**Aim of the task**
For each line of the data below that holds "title", copy the line.

[[ Given data open ]]

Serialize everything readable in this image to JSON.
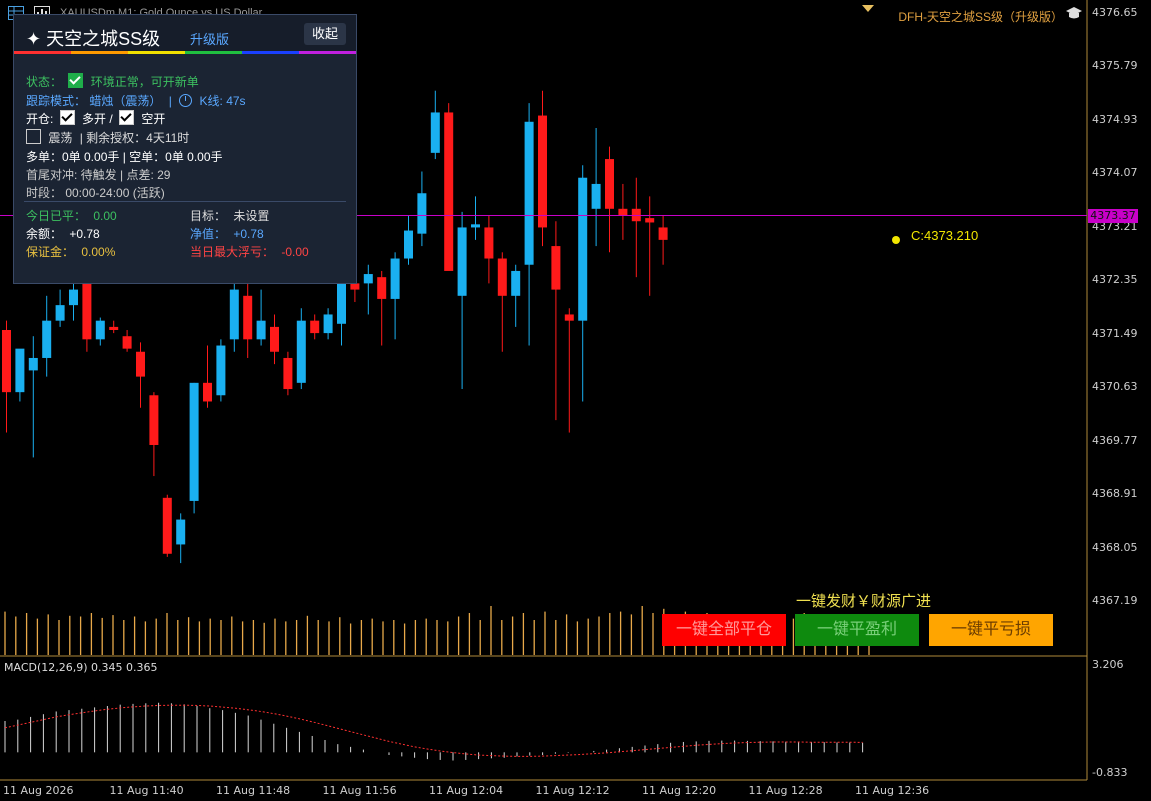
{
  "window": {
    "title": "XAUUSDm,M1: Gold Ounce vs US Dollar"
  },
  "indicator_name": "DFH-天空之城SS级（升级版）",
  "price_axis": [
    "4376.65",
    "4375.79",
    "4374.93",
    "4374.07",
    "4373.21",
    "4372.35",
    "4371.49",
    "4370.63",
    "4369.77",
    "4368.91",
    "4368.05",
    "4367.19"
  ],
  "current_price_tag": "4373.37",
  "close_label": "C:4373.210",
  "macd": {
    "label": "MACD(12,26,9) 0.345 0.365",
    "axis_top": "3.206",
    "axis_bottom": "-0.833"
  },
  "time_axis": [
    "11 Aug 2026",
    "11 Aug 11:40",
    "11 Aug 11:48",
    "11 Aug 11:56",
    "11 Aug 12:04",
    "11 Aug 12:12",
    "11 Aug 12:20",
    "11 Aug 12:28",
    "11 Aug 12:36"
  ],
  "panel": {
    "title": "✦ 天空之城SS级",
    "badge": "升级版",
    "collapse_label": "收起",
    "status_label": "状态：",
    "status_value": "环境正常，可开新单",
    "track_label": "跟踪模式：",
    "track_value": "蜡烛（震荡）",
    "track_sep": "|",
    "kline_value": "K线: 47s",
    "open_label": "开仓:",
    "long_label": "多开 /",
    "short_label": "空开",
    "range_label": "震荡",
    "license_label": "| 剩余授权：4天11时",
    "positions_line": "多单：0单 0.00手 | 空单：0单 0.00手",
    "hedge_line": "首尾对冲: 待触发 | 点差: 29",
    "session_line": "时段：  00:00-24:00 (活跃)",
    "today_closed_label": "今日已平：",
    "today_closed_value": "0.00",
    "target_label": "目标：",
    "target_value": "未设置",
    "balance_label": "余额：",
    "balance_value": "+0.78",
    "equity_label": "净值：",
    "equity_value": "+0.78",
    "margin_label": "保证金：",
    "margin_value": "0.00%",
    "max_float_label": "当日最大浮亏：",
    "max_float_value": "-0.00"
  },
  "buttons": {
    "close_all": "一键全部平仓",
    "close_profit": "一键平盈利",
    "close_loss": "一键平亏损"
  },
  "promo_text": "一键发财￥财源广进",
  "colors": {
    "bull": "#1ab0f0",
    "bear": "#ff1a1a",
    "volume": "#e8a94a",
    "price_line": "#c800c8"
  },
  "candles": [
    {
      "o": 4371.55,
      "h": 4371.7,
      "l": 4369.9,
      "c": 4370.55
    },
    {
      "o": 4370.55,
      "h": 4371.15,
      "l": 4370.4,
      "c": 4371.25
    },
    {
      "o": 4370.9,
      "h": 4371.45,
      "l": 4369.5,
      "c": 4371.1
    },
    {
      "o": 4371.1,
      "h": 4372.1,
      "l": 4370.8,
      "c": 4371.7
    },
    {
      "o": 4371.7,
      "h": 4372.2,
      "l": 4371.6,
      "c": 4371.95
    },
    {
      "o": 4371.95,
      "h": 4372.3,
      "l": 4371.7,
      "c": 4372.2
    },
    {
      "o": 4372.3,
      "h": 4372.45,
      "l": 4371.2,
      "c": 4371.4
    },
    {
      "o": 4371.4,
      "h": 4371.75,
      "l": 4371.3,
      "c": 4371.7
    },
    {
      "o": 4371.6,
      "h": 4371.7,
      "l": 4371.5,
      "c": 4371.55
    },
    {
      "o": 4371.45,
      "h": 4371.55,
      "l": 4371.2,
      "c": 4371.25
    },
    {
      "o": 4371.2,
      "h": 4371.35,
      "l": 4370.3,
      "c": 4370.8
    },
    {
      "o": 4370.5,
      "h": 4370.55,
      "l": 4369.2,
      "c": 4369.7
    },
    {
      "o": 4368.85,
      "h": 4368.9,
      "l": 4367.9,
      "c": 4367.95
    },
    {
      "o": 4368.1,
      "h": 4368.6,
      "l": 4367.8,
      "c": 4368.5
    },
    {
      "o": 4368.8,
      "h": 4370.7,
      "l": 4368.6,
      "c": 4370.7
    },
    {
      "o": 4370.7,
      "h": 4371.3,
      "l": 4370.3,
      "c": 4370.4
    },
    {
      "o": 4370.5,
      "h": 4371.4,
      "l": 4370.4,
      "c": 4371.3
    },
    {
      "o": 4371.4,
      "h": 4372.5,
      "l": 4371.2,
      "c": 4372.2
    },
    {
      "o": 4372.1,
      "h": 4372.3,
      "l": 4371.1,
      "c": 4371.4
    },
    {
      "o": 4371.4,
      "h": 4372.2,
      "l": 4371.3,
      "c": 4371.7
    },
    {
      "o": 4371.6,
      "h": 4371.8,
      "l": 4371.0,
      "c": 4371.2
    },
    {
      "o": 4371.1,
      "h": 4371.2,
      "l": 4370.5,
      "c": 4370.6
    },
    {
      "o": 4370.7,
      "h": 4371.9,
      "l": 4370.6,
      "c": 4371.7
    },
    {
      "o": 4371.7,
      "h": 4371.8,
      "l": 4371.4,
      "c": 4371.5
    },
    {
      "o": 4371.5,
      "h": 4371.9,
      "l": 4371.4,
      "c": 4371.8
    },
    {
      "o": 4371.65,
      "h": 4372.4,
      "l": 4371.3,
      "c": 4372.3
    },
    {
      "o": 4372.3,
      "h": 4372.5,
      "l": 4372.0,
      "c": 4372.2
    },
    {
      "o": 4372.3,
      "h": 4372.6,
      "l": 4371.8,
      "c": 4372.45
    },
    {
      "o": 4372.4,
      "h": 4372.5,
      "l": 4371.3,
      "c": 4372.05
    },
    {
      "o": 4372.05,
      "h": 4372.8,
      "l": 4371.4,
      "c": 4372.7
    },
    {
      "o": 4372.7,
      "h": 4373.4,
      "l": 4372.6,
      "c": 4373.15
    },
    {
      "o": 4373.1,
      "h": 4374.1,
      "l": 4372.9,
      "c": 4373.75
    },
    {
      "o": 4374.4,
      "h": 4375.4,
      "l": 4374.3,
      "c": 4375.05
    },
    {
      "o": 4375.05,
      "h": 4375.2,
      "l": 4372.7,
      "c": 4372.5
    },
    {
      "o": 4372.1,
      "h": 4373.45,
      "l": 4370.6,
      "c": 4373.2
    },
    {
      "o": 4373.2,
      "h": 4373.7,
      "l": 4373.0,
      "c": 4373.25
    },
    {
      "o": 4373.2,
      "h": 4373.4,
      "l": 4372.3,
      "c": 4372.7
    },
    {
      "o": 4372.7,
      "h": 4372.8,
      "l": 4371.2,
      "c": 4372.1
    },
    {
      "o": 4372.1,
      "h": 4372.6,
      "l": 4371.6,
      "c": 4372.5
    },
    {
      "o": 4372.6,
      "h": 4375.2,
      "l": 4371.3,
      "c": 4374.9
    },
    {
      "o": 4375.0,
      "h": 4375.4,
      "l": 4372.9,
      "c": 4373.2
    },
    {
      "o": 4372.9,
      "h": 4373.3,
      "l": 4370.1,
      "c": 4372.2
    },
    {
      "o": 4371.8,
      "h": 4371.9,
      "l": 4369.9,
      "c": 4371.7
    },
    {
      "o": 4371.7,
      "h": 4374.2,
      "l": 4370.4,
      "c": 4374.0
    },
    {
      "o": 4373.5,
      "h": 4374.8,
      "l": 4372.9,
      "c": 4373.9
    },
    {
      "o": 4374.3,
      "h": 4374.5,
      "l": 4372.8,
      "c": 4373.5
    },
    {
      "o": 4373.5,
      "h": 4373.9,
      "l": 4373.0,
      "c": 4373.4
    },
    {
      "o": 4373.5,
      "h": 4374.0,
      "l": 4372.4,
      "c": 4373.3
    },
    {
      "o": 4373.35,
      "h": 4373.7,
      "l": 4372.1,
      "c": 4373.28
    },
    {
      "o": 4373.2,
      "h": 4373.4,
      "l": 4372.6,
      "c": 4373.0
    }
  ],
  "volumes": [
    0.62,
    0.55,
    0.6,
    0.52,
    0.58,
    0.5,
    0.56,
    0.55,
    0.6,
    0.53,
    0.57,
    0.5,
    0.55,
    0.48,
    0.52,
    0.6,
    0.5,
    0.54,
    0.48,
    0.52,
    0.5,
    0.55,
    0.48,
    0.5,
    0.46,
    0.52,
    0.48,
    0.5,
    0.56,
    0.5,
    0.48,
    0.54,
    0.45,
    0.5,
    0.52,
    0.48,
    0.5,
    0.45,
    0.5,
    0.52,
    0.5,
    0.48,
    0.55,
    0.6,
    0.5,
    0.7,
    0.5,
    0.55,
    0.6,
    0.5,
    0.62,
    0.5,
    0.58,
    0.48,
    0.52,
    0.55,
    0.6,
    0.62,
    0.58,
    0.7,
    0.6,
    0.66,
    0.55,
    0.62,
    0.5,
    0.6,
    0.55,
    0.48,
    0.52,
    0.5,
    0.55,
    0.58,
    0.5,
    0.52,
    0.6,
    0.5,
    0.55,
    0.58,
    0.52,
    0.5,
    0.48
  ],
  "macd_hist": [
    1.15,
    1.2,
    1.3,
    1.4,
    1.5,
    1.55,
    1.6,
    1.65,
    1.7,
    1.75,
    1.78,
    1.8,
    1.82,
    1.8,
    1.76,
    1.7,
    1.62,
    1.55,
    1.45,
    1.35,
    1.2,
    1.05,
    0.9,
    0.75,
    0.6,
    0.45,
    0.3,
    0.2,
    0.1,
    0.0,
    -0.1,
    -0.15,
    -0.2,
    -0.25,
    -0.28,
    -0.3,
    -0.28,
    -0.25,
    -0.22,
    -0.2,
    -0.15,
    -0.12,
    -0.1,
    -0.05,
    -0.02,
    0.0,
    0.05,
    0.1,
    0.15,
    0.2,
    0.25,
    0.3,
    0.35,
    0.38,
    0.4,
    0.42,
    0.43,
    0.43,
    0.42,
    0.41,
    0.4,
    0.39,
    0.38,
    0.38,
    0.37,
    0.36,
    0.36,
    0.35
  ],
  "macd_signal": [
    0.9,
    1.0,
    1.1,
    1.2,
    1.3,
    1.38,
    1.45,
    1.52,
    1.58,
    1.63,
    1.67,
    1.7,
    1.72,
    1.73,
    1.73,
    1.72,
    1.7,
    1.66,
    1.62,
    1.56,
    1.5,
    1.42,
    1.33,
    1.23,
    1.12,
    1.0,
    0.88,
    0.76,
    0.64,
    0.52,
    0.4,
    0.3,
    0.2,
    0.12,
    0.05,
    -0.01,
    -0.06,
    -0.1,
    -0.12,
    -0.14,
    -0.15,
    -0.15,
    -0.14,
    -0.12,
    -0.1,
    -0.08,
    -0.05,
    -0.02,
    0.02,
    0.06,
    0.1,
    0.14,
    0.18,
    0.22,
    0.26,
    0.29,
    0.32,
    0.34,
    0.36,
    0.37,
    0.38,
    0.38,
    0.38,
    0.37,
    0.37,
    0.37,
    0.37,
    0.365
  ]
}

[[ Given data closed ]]

**Answer to the exercise**
    "title": "XAUUSDm,M1: Gold Ounce vs US Dollar"
    "title": "✦ 天空之城SS级",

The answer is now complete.